Component data from apps and pages

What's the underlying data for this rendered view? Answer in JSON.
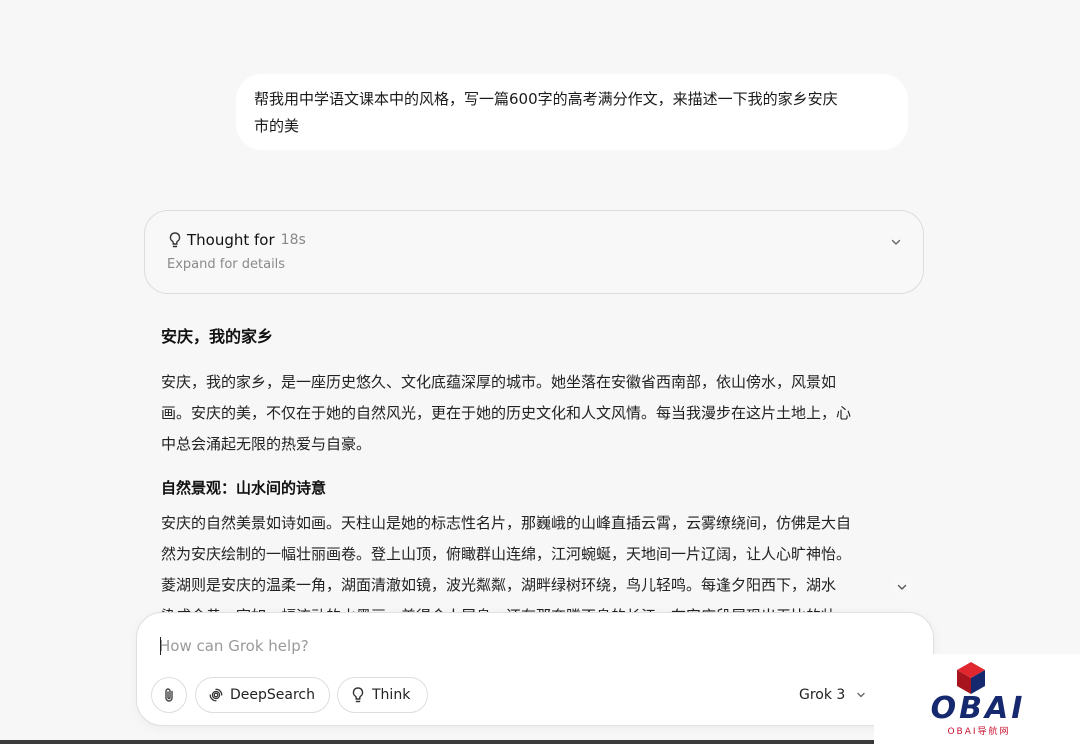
{
  "chat": {
    "user_message_lines": [
      "帮我用中学语文课本中的风格，写一篇600字的高考满分作文，来描述一下我的家乡安庆",
      "市的美"
    ]
  },
  "thought": {
    "title": "Thought for",
    "duration": "18s",
    "subtitle": "Expand for details"
  },
  "answer": {
    "title": "安庆，我的家乡",
    "intro_lines": [
      "安庆，我的家乡，是一座历史悠久、文化底蕴深厚的城市。她坐落在安徽省西南部，依山傍水，风景如",
      "画。安庆的美，不仅在于她的自然风光，更在于她的历史文化和人文风情。每当我漫步在这片土地上，心",
      "中总会涌起无限的热爱与自豪。"
    ],
    "section1_heading": "自然景观：山水间的诗意",
    "section1_lines": [
      "安庆的自然美景如诗如画。天柱山是她的标志性名片，那巍峨的山峰直插云霄，云雾缭绕间，仿佛是大自",
      "然为安庆绘制的一幅壮丽画卷。登上山顶，俯瞰群山连绵，江河蜿蜒，天地间一片辽阔，让人心旷神怡。",
      "菱湖则是安庆的温柔一角，湖面清澈如镜，波光粼粼，湖畔绿树环绕，鸟儿轻鸣。每逢夕阳西下，湖水",
      "染成金黄，宛如一幅流动的水墨画，美得令人屏息。还有那奔腾不息的长江，在安庆段展现出无比的壮"
    ]
  },
  "composer": {
    "placeholder": "How can Grok help?",
    "deepsearch_label": "DeepSearch",
    "think_label": "Think",
    "model_label": "Grok 3"
  },
  "watermark": {
    "brand": "OBAI",
    "tagline": "OBAI导航网",
    "colors": {
      "blue": "#16296e",
      "red": "#c8102e"
    }
  },
  "icons": {
    "thought": "lightbulb-icon",
    "expand": "chevron-down-icon",
    "attach": "paperclip-icon",
    "deepsearch": "swirl-icon",
    "think": "lightbulb-icon",
    "model": "chevron-down-icon"
  }
}
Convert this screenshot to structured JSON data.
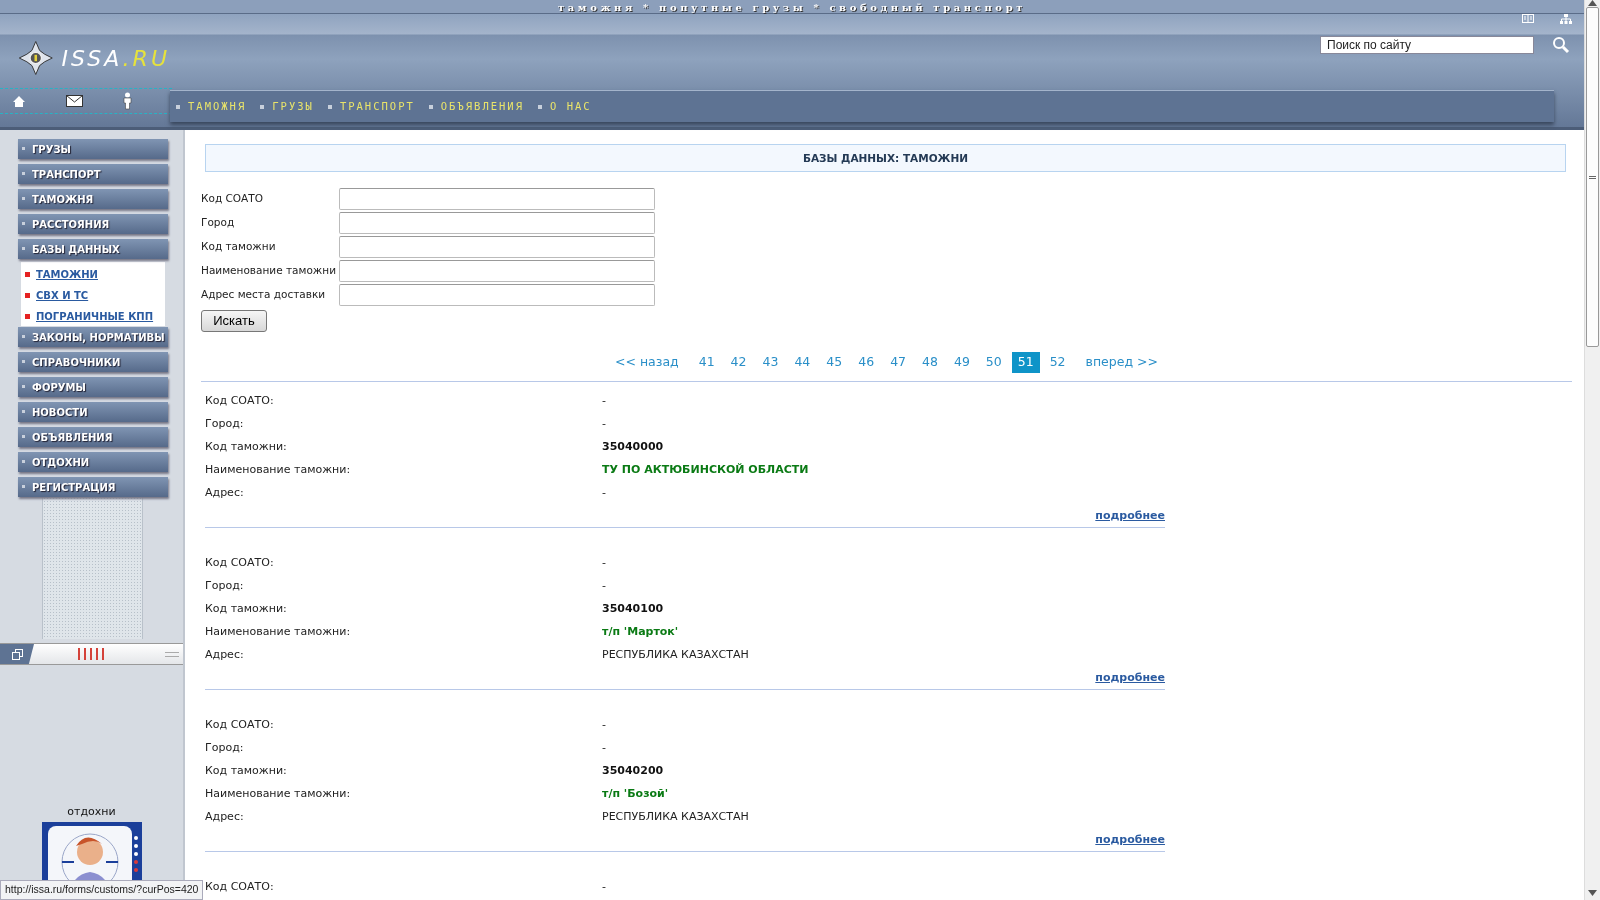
{
  "tagline": "таможня * попутные грузы * свободный транспорт",
  "logo": {
    "name": "ISSA",
    "domain": ".RU"
  },
  "search": {
    "value": "Поиск по сайту"
  },
  "top_nav": [
    "ТАМОЖНЯ",
    "ГРУЗЫ",
    "ТРАНСПОРТ",
    "ОБЪЯВЛЕНИЯ",
    "О НАС"
  ],
  "sidebar": {
    "items": [
      {
        "label": "ГРУЗЫ"
      },
      {
        "label": "ТРАНСПОРТ"
      },
      {
        "label": "ТАМОЖНЯ"
      },
      {
        "label": "РАССТОЯНИЯ"
      },
      {
        "label": "БАЗЫ ДАННЫХ",
        "children": [
          {
            "label": "ТАМОЖНИ"
          },
          {
            "label": "СВХ И ТС"
          },
          {
            "label": "ПОГРАНИЧНЫЕ КПП"
          }
        ]
      },
      {
        "label": "ЗАКОНЫ, НОРМАТИВЫ"
      },
      {
        "label": "СПРАВОЧНИКИ"
      },
      {
        "label": "ФОРУМЫ"
      },
      {
        "label": "НОВОСТИ"
      },
      {
        "label": "ОБЪЯВЛЕНИЯ"
      },
      {
        "label": "ОТДОХНИ"
      },
      {
        "label": "РЕГИСТРАЦИЯ"
      }
    ]
  },
  "relax": {
    "caption": "отдохни",
    "kind": "picture"
  },
  "heading": "БАЗЫ ДАННЫХ: ТАМОЖНИ",
  "form": {
    "fields": [
      {
        "label": "Код СОАТО"
      },
      {
        "label": "Город"
      },
      {
        "label": "Код таможни"
      },
      {
        "label": "Наименование таможни"
      },
      {
        "label": "Адрес места доставки"
      }
    ],
    "button": "Искать"
  },
  "pagination": {
    "prev": "<< назад",
    "pages": [
      {
        "label": "41",
        "selected": false
      },
      {
        "label": "42",
        "selected": false
      },
      {
        "label": "43",
        "selected": false
      },
      {
        "label": "44",
        "selected": false
      },
      {
        "label": "45",
        "selected": false
      },
      {
        "label": "46",
        "selected": false
      },
      {
        "label": "47",
        "selected": false
      },
      {
        "label": "48",
        "selected": false
      },
      {
        "label": "49",
        "selected": false
      },
      {
        "label": "50",
        "selected": false
      },
      {
        "label": "51",
        "selected": true
      },
      {
        "label": "52",
        "selected": false
      }
    ],
    "next": "вперед >>"
  },
  "records": [
    {
      "fields": [
        {
          "label": "Код СОАТО:",
          "value": "-",
          "kind": "plain"
        },
        {
          "label": "Город:",
          "value": "-",
          "kind": "plain"
        },
        {
          "label": "Код таможни:",
          "value": "35040000",
          "kind": "code"
        },
        {
          "label": "Наименование таможни:",
          "value": "ТУ ПО АКТЮБИНСКОЙ ОБЛАСТИ",
          "kind": "name"
        },
        {
          "label": "Адрес:",
          "value": "-",
          "kind": "plain"
        }
      ],
      "more": "подробнее"
    },
    {
      "fields": [
        {
          "label": "Код СОАТО:",
          "value": "-",
          "kind": "plain"
        },
        {
          "label": "Город:",
          "value": "-",
          "kind": "plain"
        },
        {
          "label": "Код таможни:",
          "value": "35040100",
          "kind": "code"
        },
        {
          "label": "Наименование таможни:",
          "value": "т/п 'Марток'",
          "kind": "name"
        },
        {
          "label": "Адрес:",
          "value": "РЕСПУБЛИКА КАЗАХСТАН",
          "kind": "plain"
        }
      ],
      "more": "подробнее"
    },
    {
      "fields": [
        {
          "label": "Код СОАТО:",
          "value": "-",
          "kind": "plain"
        },
        {
          "label": "Город:",
          "value": "-",
          "kind": "plain"
        },
        {
          "label": "Код таможни:",
          "value": "35040200",
          "kind": "code"
        },
        {
          "label": "Наименование таможни:",
          "value": "т/п 'Бозой'",
          "kind": "name"
        },
        {
          "label": "Адрес:",
          "value": "РЕСПУБЛИКА КАЗАХСТАН",
          "kind": "plain"
        }
      ],
      "more": "подробнее"
    },
    {
      "fields": [
        {
          "label": "Код СОАТО:",
          "value": "-",
          "kind": "plain"
        }
      ]
    }
  ],
  "status_bar": "http://issa.ru/forms/customs/?curPos=420"
}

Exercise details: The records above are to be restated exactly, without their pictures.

Solution to this exercise:
What's the underlying data for this rendered view? Answer in JSON.
{
  "chat": {
    "user_message_lines": [
      "帮我用中学语文课本中的风格，写一篇600字的高考满分作文，来描述一下我的家乡安庆",
      "市的美"
    ]
  },
  "thought": {
    "title": "Thought for",
    "duration": "18s",
    "subtitle": "Expand for details"
  },
  "answer": {
    "title": "安庆，我的家乡",
    "intro_lines": [
      "安庆，我的家乡，是一座历史悠久、文化底蕴深厚的城市。她坐落在安徽省西南部，依山傍水，风景如",
      "画。安庆的美，不仅在于她的自然风光，更在于她的历史文化和人文风情。每当我漫步在这片土地上，心",
      "中总会涌起无限的热爱与自豪。"
    ],
    "section1_heading": "自然景观：山水间的诗意",
    "section1_lines": [
      "安庆的自然美景如诗如画。天柱山是她的标志性名片，那巍峨的山峰直插云霄，云雾缭绕间，仿佛是大自",
      "然为安庆绘制的一幅壮丽画卷。登上山顶，俯瞰群山连绵，江河蜿蜒，天地间一片辽阔，让人心旷神怡。",
      "菱湖则是安庆的温柔一角，湖面清澈如镜，波光粼粼，湖畔绿树环绕，鸟儿轻鸣。每逢夕阳西下，湖水",
      "染成金黄，宛如一幅流动的水墨画，美得令人屏息。还有那奔腾不息的长江，在安庆段展现出无比的壮"
    ]
  },
  "composer": {
    "placeholder": "How can Grok help?",
    "deepsearch_label": "DeepSearch",
    "think_label": "Think",
    "model_label": "Grok 3"
  },
  "watermark": {
    "brand": "OBAI",
    "tagline": "OBAI导航网",
    "colors": {
      "blue": "#16296e",
      "red": "#c8102e"
    }
  },
  "icons": {
    "thought": "lightbulb-icon",
    "expand": "chevron-down-icon",
    "attach": "paperclip-icon",
    "deepsearch": "swirl-icon",
    "think": "lightbulb-icon",
    "model": "chevron-down-icon"
  }
}
Convert this screenshot to structured JSON data.
{
  "tagline": "таможня * попутные грузы * свободный транспорт",
  "logo": {
    "name": "ISSA",
    "domain": ".RU"
  },
  "search": {
    "value": "Поиск по сайту"
  },
  "top_nav": [
    "ТАМОЖНЯ",
    "ГРУЗЫ",
    "ТРАНСПОРТ",
    "ОБЪЯВЛЕНИЯ",
    "О НАС"
  ],
  "sidebar": {
    "items": [
      {
        "label": "ГРУЗЫ"
      },
      {
        "label": "ТРАНСПОРТ"
      },
      {
        "label": "ТАМОЖНЯ"
      },
      {
        "label": "РАССТОЯНИЯ"
      },
      {
        "label": "БАЗЫ ДАННЫХ",
        "children": [
          {
            "label": "ТАМОЖНИ"
          },
          {
            "label": "СВХ И ТС"
          },
          {
            "label": "ПОГРАНИЧНЫЕ КПП"
          }
        ]
      },
      {
        "label": "ЗАКОНЫ, НОРМАТИВЫ"
      },
      {
        "label": "СПРАВОЧНИКИ"
      },
      {
        "label": "ФОРУМЫ"
      },
      {
        "label": "НОВОСТИ"
      },
      {
        "label": "ОБЪЯВЛЕНИЯ"
      },
      {
        "label": "ОТДОХНИ"
      },
      {
        "label": "РЕГИСТРАЦИЯ"
      }
    ]
  },
  "relax": {
    "caption": "отдохни",
    "kind": "picture"
  },
  "heading": "БАЗЫ ДАННЫХ: ТАМОЖНИ",
  "form": {
    "fields": [
      {
        "label": "Код СОАТО"
      },
      {
        "label": "Город"
      },
      {
        "label": "Код таможни"
      },
      {
        "label": "Наименование таможни"
      },
      {
        "label": "Адрес места доставки"
      }
    ],
    "button": "Искать"
  },
  "pagination": {
    "prev": "<< назад",
    "pages": [
      {
        "label": "41",
        "selected": false
      },
      {
        "label": "42",
        "selected": false
      },
      {
        "label": "43",
        "selected": false
      },
      {
        "label": "44",
        "selected": false
      },
      {
        "label": "45",
        "selected": false
      },
      {
        "label": "46",
        "selected": false
      },
      {
        "label": "47",
        "selected": false
      },
      {
        "label": "48",
        "selected": false
      },
      {
        "label": "49",
        "selected": false
      },
      {
        "label": "50",
        "selected": false
      },
      {
        "label": "51",
        "selected": true
      },
      {
        "label": "52",
        "selected": false
      }
    ],
    "next": "вперед >>"
  },
  "records": [
    {
      "fields": [
        {
          "label": "Код СОАТО:",
          "value": "-",
          "kind": "plain"
        },
        {
          "label": "Город:",
          "value": "-",
          "kind": "plain"
        },
        {
          "label": "Код таможни:",
          "value": "35040000",
          "kind": "code"
        },
        {
          "label": "Наименование таможни:",
          "value": "ТУ ПО АКТЮБИНСКОЙ ОБЛАСТИ",
          "kind": "name"
        },
        {
          "label": "Адрес:",
          "value": "-",
          "kind": "plain"
        }
      ],
      "more": "подробнее"
    },
    {
      "fields": [
        {
          "label": "Код СОАТО:",
          "value": "-",
          "kind": "plain"
        },
        {
          "label": "Город:",
          "value": "-",
          "kind": "plain"
        },
        {
          "label": "Код таможни:",
          "value": "35040100",
          "kind": "code"
        },
        {
          "label": "Наименование таможни:",
          "value": "т/п 'Марток'",
          "kind": "name"
        },
        {
          "label": "Адрес:",
          "value": "РЕСПУБЛИКА КАЗАХСТАН",
          "kind": "plain"
        }
      ],
      "more": "подробнее"
    },
    {
      "fields": [
        {
          "label": "Код СОАТО:",
          "value": "-",
          "kind": "plain"
        },
        {
          "label": "Город:",
          "value": "-",
          "kind": "plain"
        },
        {
          "label": "Код таможни:",
          "value": "35040200",
          "kind": "code"
        },
        {
          "label": "Наименование таможни:",
          "value": "т/п 'Бозой'",
          "kind": "name"
        },
        {
          "label": "Адрес:",
          "value": "РЕСПУБЛИКА КАЗАХСТАН",
          "kind": "plain"
        }
      ],
      "more": "подробнее"
    },
    {
      "fields": [
        {
          "label": "Код СОАТО:",
          "value": "-",
          "kind": "plain"
        }
      ]
    }
  ],
  "status_bar": "http://issa.ru/forms/customs/?curPos=420"
}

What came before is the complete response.